NEW DELHI: Israeli Defense Minister Moshe Ya'alon, speaking at the Institute for National Security Studies' (INSS) conference in Tel Aviv on Jan. 19, said that if he had to choose between Iran and the Islamic State, he'd "choose ISIS."

Ya’alon’s explanation was that Iran had greater capabilities than the Islamic State, and was therefore, a bigger threat to Israel. He went as far as to say that if Syria were to fall to either Iran or the Islamic State, he would prefer it to be the latter and not Iran or Iran-backed groups. . "We believe ISIS will be eventually defeated territorially after the blows it has been suffering, and in light of the attacks on its oil reserves," the minister said.

Tehran, Ya’alon said, "is a rogue regime with designs on a regional hegemony. Hezbollah is Iran's proxy, with the ability to declare war. Iran currently has terror infrastructure in place in five continents: Asia, Africa, Europe and both in South and North America."

The Defence Minister added that the current problems in the region show that West Asia was at the height of “clash of civilisations” -- adding that Israel had some similarities to Sunni Muslim powers who are also threatened by Shia Islam.

The controversial comments come just days after sanctions were lifted off Iran, a move that Israel’s Prime Minister Benjamin Netanyahu has severely criticised. Ya’alon rejected the idea that the nuclear deal with Tehran and the P5+1 could lead to new opportunities, saying the nuclear agreement only "pushed back the clock from three months to one year” and that “if Iran feels economically secure, it can breakout and produce a bomb even faster."

Under the agreement, Iran has agreed to a 15-year moratorium on enriching uranium beyond 3.67 percent and other restrictions, in returning secure a lifting of sanctions that have crippled its economy for years.

Iran, he claimed is becoming a key player in the region as the country supports Damascus against a large insurgency.
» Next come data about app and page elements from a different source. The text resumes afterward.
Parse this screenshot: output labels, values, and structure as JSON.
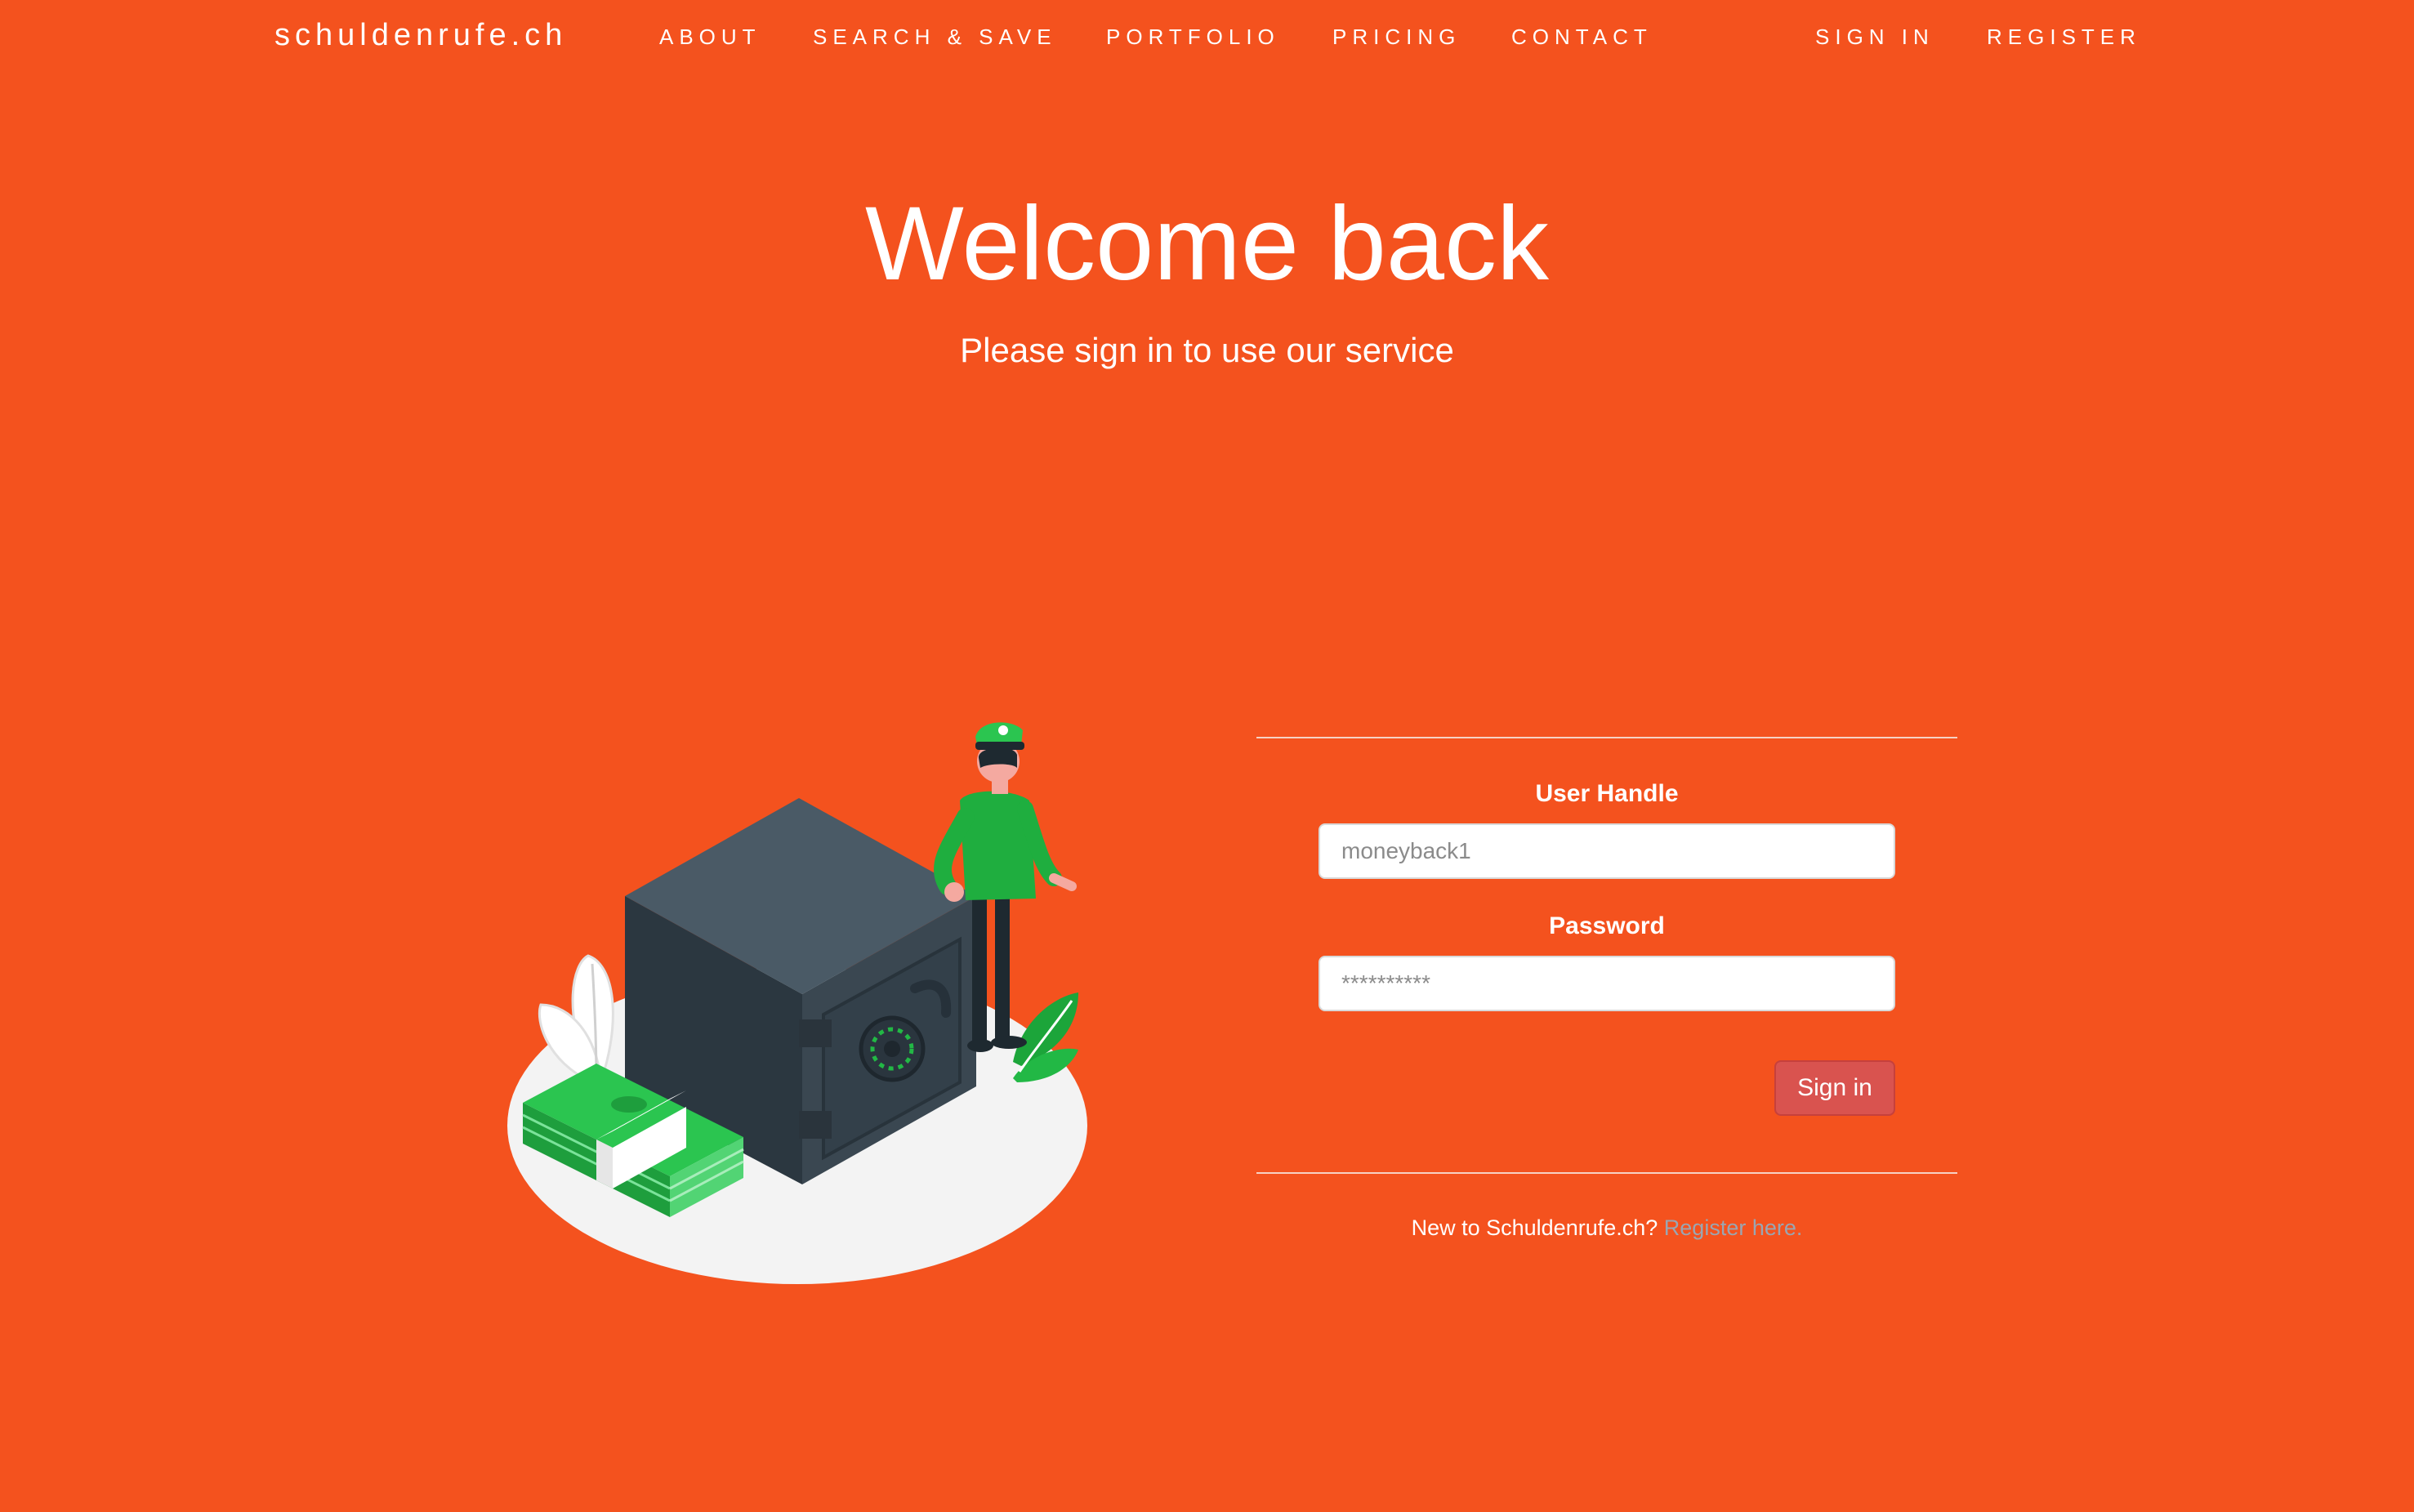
{
  "nav": {
    "brand": "schuldenrufe.ch",
    "links": [
      "ABOUT",
      "SEARCH & SAVE",
      "PORTFOLIO",
      "PRICING",
      "CONTACT"
    ],
    "auth": [
      "SIGN IN",
      "REGISTER"
    ]
  },
  "hero": {
    "title": "Welcome back",
    "subtitle": "Please sign in to use our service"
  },
  "form": {
    "username_label": "User Handle",
    "username_placeholder": "moneyback1",
    "password_label": "Password",
    "password_placeholder": "**********",
    "submit_label": "Sign in",
    "register_prompt": "New to Schuldenrufe.ch?",
    "register_link": "Register here."
  },
  "colors": {
    "background": "#F4521E",
    "button": "#D9534F",
    "link": "#9AA6B2"
  }
}
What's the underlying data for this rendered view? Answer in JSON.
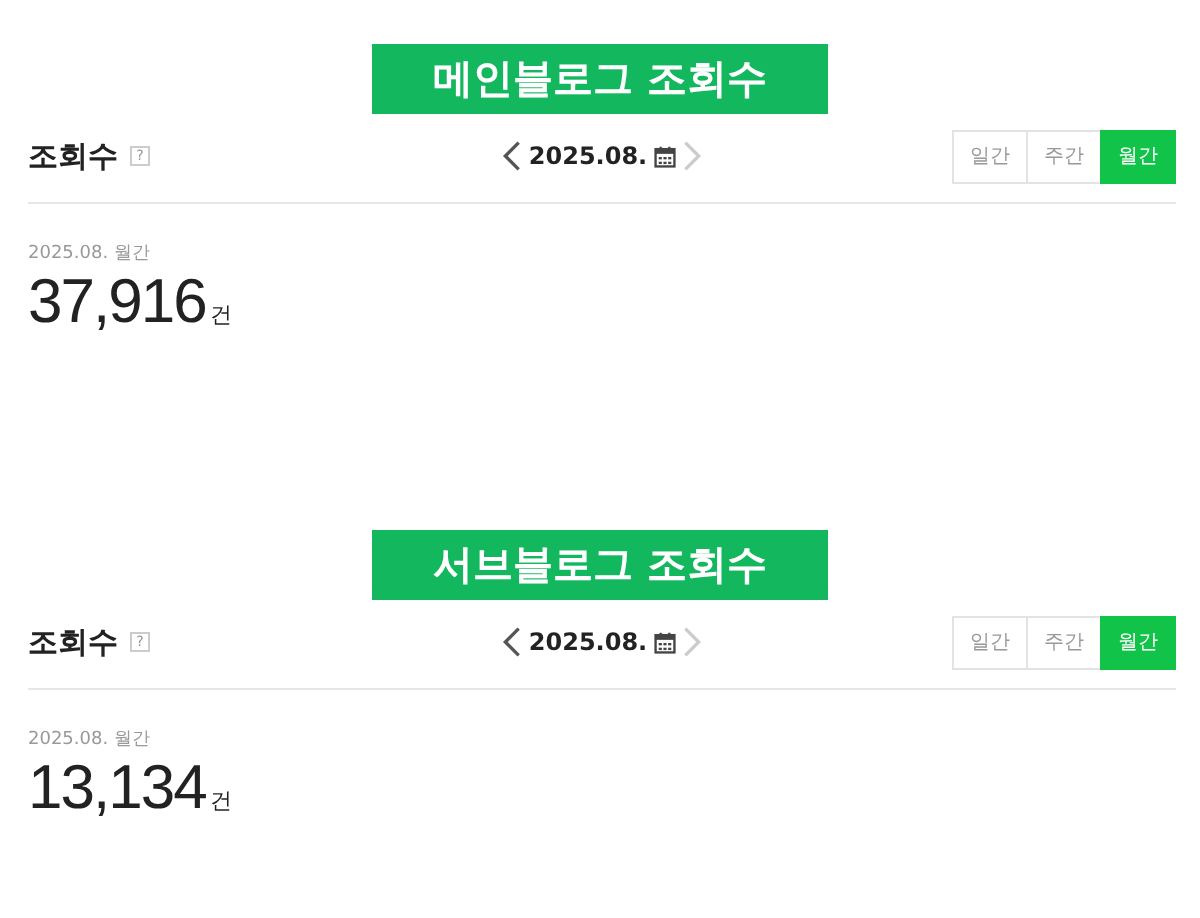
{
  "sections": [
    {
      "banner": "메인블로그 조회수",
      "title": "조회수",
      "help": "?",
      "period": "2025.08.",
      "prev_disabled": false,
      "next_disabled": true,
      "tabs": [
        {
          "label": "일간",
          "selected": false
        },
        {
          "label": "주간",
          "selected": false
        },
        {
          "label": "월간",
          "selected": true
        }
      ],
      "caption": "2025.08. 월간",
      "count": "37,916",
      "unit": "건"
    },
    {
      "banner": "서브블로그 조회수",
      "title": "조회수",
      "help": "?",
      "period": "2025.08.",
      "prev_disabled": false,
      "next_disabled": true,
      "tabs": [
        {
          "label": "일간",
          "selected": false
        },
        {
          "label": "주간",
          "selected": false
        },
        {
          "label": "월간",
          "selected": true
        }
      ],
      "caption": "2025.08. 월간",
      "count": "13,134",
      "unit": "건"
    }
  ]
}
Ya'alon says that Iran is a key source of instability in Afghanistan, Iraq, Syria, Yemen, Bahrain, and Gaza.

Ya’alon’s comments are also indication of the growing rift between Israel and the US on the issue, and on foreign policy in general, as while the US is stepping up the fight against the Islamic State, its ally Israel has chosen instead to strike Hezbollah groups inside Syria.

The strategy in Syria, Ya’alon said, should be "to strengthen local forces with 'boots on the ground,' like the Kurds are doing."

Meanwhile, tensions between Israel and the US continue to simmer, as Dan Shapiro, the US Ambassador to Israel, elicited a sharp rebuke from Israeli leaders as he accused Israel of failing to properly investigate crimes committed against Palestinians. “Too many attacks on Palestinians lack a vigorous investigation or response by Israeli authorities, too much vigilantism goes unchecked, and at times there seem to be two standards of adherence to the rule of law: one for Israelis and another for Palestinians,” Shapiro said.